The Russian ballet company, which has appeared here in January for many years, will not be on the schedule this year. It has been replaced by the Shanghai Ballet from China, a company that will perform on Jan. 28 and 29. Choreographed in 2001 by company director Xin Lili, the ballet “The Butterfly Lovers” is based on an ancient Chinese tale of blighted love and ultimate union. The music for this ballet is indeed the famous 1959 “Butterfly Lovers Violin Concerto” by He Zhanhao and Chen Gang.

Celebrating its 60th anniversary season, the Champaign-Urbana Symphony Orchestra will open the second half of its season on Feb. 1. Led by music director Stephen Alltop, the ensemble will be joined by renowned violinist Rachel Barton Pine in the romantic and melodious Samuel Barber 1939 Concerto for Violin and Orchestra. Now regarded as the best American violin concerto of the 20th century, this work has the strange distinction of being rejected by the original violinist for which it was composed.

The Jupiter String Quartet, the highly esteemed quartet in residence at UIUC, will play a rich program of three quartets on Feb. 4. The first offering is Ludwig van Beethoven’s String Quartet No. 10, a work given the title “Harp” by Beethoven’s publisher because of the pizzicato section of the first movement.

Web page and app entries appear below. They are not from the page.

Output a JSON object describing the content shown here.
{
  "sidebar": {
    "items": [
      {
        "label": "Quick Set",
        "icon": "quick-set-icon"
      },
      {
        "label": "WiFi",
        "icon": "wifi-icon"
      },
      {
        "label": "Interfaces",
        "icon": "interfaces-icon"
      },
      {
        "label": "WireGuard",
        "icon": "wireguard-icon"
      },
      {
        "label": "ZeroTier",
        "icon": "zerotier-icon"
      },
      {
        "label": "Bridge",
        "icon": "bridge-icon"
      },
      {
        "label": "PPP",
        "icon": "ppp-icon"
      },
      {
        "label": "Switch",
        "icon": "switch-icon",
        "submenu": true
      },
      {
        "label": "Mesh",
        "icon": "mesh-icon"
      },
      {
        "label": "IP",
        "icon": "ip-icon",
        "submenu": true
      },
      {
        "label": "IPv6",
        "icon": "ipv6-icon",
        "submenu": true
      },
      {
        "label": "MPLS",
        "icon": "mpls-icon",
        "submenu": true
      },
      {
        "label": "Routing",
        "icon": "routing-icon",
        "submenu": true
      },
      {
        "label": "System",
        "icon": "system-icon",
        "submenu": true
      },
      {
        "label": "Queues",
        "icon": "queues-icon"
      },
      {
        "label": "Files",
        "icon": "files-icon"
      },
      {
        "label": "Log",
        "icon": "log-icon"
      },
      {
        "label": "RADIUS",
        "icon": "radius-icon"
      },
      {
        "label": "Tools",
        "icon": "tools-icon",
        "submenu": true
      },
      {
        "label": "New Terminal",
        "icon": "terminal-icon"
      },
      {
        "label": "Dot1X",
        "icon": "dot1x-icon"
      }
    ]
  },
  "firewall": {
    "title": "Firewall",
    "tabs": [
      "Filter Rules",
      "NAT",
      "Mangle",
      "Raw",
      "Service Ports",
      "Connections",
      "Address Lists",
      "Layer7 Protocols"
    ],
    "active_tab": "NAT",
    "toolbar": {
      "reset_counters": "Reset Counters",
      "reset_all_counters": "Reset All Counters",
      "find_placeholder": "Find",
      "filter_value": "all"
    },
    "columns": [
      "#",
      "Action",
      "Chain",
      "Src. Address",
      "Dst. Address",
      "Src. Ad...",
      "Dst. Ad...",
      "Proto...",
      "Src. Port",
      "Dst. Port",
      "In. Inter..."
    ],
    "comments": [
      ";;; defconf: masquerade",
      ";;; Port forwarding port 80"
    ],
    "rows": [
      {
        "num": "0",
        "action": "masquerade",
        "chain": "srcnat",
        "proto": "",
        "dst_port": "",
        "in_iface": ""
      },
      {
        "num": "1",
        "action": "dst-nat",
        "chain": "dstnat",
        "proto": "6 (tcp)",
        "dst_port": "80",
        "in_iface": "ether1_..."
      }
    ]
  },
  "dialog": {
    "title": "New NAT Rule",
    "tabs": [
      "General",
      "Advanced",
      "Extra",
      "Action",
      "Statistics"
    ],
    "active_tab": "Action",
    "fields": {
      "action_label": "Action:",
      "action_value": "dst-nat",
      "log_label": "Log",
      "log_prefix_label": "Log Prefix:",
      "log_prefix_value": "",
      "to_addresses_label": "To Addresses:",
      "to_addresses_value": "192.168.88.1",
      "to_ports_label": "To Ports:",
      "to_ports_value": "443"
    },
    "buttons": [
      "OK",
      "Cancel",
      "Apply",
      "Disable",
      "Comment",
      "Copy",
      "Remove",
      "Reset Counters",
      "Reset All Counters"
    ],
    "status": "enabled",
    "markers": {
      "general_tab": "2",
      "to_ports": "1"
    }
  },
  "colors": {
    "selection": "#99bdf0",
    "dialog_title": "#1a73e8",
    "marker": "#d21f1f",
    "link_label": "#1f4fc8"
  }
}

Written in 1809, some commentators have noted a resemblance between this Quartet and Beethoven’s Fifth Symphony.

The Beethoven Quartet will be followed by Dmitri Shostakovich’s 1966 Quartet No. 11. This somber and elegiac work is in seven movements, to be played without pause. Lasting about 17 minutes, this work was dedicated to Vasily Shirinsky, the second violinist of the quartet for which this work was written. Shirinsky had died in the year before the Quartet’s completion. The concert will conclude on the emotional upbeat with Felix Mendelssohn’s Quartet No. 3. This work is the first of three quartets that make up Mendelssohn’s Opus 44. It was written in 1838 at the happy time of Mendelssohn’s marriage (in 1837) and the setting up of a new home in Leipzig.

When the Sinfonia da Camera, conducted by Ian Hobson, starts its spring season on Feb. 8, two principal players will perform as soloists. Bassoonist Henry Skolnick will play the solo part in Carl Maria von Weber’s “Hungarian Fantasy,” and William Moersch will move from his usual timpani to the marimba for Anders Koppel’s “Concerto for Marimba.” The Weber work was originally written in 1809 for viola, but reworked in 1813 for bassoon. Danish composer Anders Koppel (born in 1947) has written four concertos for marimba as well as 150 film scores. Works by Sir Arnold Bax and Franz Schubert (Symphony No. 5) will round out the program.

John Frayne hosts “Classics of the Phonograph” on Saturdays at WILL-FM and, in retirement, teaches at the UI. Reach him at